■ **What you should do**: Your reply should be the complete data, reproduced exactly.

[Dataset rows for apps and sites]
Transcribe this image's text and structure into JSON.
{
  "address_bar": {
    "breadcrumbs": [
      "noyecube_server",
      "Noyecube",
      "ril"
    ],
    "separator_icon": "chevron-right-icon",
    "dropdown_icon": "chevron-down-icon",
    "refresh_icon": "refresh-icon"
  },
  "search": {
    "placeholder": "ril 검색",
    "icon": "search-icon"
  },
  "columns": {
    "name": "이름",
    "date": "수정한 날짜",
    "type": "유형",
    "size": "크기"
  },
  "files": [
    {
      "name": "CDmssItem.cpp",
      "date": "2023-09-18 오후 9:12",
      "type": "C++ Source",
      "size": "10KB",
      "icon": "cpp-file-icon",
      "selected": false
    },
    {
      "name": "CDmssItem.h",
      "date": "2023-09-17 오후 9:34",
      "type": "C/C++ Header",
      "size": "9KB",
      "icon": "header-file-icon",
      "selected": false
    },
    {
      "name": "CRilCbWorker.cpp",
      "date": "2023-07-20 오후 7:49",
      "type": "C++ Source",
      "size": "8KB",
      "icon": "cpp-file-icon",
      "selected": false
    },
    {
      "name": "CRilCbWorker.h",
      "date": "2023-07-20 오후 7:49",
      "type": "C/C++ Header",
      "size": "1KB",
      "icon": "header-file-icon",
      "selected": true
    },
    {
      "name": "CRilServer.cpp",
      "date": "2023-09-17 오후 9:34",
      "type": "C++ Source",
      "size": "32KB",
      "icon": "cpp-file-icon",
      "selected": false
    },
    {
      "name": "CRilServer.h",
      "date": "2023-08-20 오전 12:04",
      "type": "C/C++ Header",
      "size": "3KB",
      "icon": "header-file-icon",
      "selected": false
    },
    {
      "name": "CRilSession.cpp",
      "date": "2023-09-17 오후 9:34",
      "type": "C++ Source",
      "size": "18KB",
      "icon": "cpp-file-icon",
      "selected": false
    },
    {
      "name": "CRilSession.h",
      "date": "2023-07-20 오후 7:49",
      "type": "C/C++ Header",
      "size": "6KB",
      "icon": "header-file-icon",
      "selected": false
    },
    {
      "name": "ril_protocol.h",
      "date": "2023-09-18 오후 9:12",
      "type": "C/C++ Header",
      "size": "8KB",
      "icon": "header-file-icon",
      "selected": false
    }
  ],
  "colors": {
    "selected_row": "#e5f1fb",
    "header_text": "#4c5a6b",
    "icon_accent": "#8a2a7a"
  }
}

■ **Answer for this exercise**:
Transcribe this image's text and structure into JSON.
{
  "address_bar": {
    "breadcrumbs": [
      "noyecube_server",
      "Noyecube",
      "ril"
    ],
    "separator_icon": "chevron-right-icon",
    "dropdown_icon": "chevron-down-icon",
    "refresh_icon": "refresh-icon"
  },
  "search": {
    "placeholder": "ril 검색",
    "icon": "search-icon"
  },
  "columns": {
    "name": "이름",
    "date": "수정한 날짜",
    "type": "유형",
    "size": "크기"
  },
  "files": [
    {
      "name": "CDmssItem.cpp",
      "date": "2023-09-18 오후 9:12",
      "type": "C++ Source",
      "size": "10KB",
      "icon": "cpp-file-icon",
      "selected": false
    },
    {
      "name": "CDmssItem.h",
      "date": "2023-09-17 오후 9:34",
      "type": "C/C++ Header",
      "size": "9KB",
      "icon": "header-file-icon",
      "selected": false
    },
    {
      "name": "CRilCbWorker.cpp",
      "date": "2023-07-20 오후 7:49",
      "type": "C++ Source",
      "size": "8KB",
      "icon": "cpp-file-icon",
      "selected": false
    },
    {
      "name": "CRilCbWorker.h",
      "date": "2023-07-20 오후 7:49",
      "type": "C/C++ Header",
      "size": "1KB",
      "icon": "header-file-icon",
      "selected": true
    },
    {
      "name": "CRilServer.cpp",
      "date": "2023-09-17 오후 9:34",
      "type": "C++ Source",
      "size": "32KB",
      "icon": "cpp-file-icon",
      "selected": false
    },
    {
      "name": "CRilServer.h",
      "date": "2023-08-20 오전 12:04",
      "type": "C/C++ Header",
      "size": "3KB",
      "icon": "header-file-icon",
      "selected": false
    },
    {
      "name": "CRilSession.cpp",
      "date": "2023-09-17 오후 9:34",
      "type": "C++ Source",
      "size": "18KB",
      "icon": "cpp-file-icon",
      "selected": false
    },
    {
      "name": "CRilSession.h",
      "date": "2023-07-20 오후 7:49",
      "type": "C/C++ Header",
      "size": "6KB",
      "icon": "header-file-icon",
      "selected": false
    },
    {
      "name": "ril_protocol.h",
      "date": "2023-09-18 오후 9:12",
      "type": "C/C++ Header",
      "size": "8KB",
      "icon": "header-file-icon",
      "selected": false
    }
  ],
  "colors": {
    "selected_row": "#e5f1fb",
    "header_text": "#4c5a6b",
    "icon_accent": "#8a2a7a"
  }
}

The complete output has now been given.